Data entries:
*** Begin section ***
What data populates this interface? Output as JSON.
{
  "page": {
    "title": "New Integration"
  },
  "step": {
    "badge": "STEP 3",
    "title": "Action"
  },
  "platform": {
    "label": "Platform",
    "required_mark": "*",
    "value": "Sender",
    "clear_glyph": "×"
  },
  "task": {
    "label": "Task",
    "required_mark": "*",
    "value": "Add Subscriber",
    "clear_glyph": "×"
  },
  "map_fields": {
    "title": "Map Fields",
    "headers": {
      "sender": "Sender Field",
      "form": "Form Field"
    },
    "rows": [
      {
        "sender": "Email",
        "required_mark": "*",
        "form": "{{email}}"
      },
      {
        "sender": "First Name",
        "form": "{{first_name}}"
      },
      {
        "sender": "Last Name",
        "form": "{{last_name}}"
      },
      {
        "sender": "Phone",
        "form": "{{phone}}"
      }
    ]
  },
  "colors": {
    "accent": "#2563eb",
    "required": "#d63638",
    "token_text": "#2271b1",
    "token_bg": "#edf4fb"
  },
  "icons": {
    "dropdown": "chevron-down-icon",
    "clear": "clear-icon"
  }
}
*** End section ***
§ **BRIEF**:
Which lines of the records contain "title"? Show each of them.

§ **EXERCISE SOLUTION**:
    "title": "New Integration"
    "title": "Action"
    "title": "Map Fields",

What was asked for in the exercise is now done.